=== GIVEN RECORDS ===
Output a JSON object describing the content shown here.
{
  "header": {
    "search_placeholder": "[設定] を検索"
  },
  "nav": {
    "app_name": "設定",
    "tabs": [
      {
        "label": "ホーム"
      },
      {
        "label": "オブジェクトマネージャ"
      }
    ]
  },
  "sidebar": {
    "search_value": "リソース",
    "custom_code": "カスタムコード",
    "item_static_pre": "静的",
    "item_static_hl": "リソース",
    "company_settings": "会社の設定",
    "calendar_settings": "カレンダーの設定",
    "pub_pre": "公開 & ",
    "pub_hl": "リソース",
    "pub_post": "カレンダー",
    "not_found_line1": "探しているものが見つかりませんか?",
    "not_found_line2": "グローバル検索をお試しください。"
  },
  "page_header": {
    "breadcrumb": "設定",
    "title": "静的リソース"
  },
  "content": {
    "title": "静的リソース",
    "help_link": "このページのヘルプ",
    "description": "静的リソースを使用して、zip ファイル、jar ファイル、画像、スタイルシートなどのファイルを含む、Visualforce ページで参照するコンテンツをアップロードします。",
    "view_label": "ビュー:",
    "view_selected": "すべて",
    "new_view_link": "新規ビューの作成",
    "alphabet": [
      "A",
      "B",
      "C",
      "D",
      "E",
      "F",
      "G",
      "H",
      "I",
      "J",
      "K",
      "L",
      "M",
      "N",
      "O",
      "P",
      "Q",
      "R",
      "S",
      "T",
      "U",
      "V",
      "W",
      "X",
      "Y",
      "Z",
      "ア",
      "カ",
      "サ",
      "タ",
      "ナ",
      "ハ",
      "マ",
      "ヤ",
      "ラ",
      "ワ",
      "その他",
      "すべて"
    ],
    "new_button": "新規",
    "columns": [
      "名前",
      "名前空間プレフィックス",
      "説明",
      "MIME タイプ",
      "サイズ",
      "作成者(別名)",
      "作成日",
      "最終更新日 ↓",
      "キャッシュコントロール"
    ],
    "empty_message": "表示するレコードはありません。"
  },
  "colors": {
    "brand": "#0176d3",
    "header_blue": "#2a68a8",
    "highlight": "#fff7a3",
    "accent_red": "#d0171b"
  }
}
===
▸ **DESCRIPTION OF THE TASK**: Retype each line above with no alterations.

▸ **RESPONSE TO THIS EXERCISE**:
Output a JSON object describing the content shown here.
{
  "header": {
    "search_placeholder": "[設定] を検索"
  },
  "nav": {
    "app_name": "設定",
    "tabs": [
      {
        "label": "ホーム"
      },
      {
        "label": "オブジェクトマネージャ"
      }
    ]
  },
  "sidebar": {
    "search_value": "リソース",
    "custom_code": "カスタムコード",
    "item_static_pre": "静的",
    "item_static_hl": "リソース",
    "company_settings": "会社の設定",
    "calendar_settings": "カレンダーの設定",
    "pub_pre": "公開 & ",
    "pub_hl": "リソース",
    "pub_post": "カレンダー",
    "not_found_line1": "探しているものが見つかりませんか?",
    "not_found_line2": "グローバル検索をお試しください。"
  },
  "page_header": {
    "breadcrumb": "設定",
    "title": "静的リソース"
  },
  "content": {
    "title": "静的リソース",
    "help_link": "このページのヘルプ",
    "description": "静的リソースを使用して、zip ファイル、jar ファイル、画像、スタイルシートなどのファイルを含む、Visualforce ページで参照するコンテンツをアップロードします。",
    "view_label": "ビュー:",
    "view_selected": "すべて",
    "new_view_link": "新規ビューの作成",
    "alphabet": [
      "A",
      "B",
      "C",
      "D",
      "E",
      "F",
      "G",
      "H",
      "I",
      "J",
      "K",
      "L",
      "M",
      "N",
      "O",
      "P",
      "Q",
      "R",
      "S",
      "T",
      "U",
      "V",
      "W",
      "X",
      "Y",
      "Z",
      "ア",
      "カ",
      "サ",
      "タ",
      "ナ",
      "ハ",
      "マ",
      "ヤ",
      "ラ",
      "ワ",
      "その他",
      "すべて"
    ],
    "new_button": "新規",
    "columns": [
      "名前",
      "名前空間プレフィックス",
      "説明",
      "MIME タイプ",
      "サイズ",
      "作成者(別名)",
      "作成日",
      "最終更新日 ↓",
      "キャッシュコントロール"
    ],
    "empty_message": "表示するレコードはありません。"
  },
  "colors": {
    "brand": "#0176d3",
    "header_blue": "#2a68a8",
    "highlight": "#fff7a3",
    "accent_red": "#d0171b"
  }
}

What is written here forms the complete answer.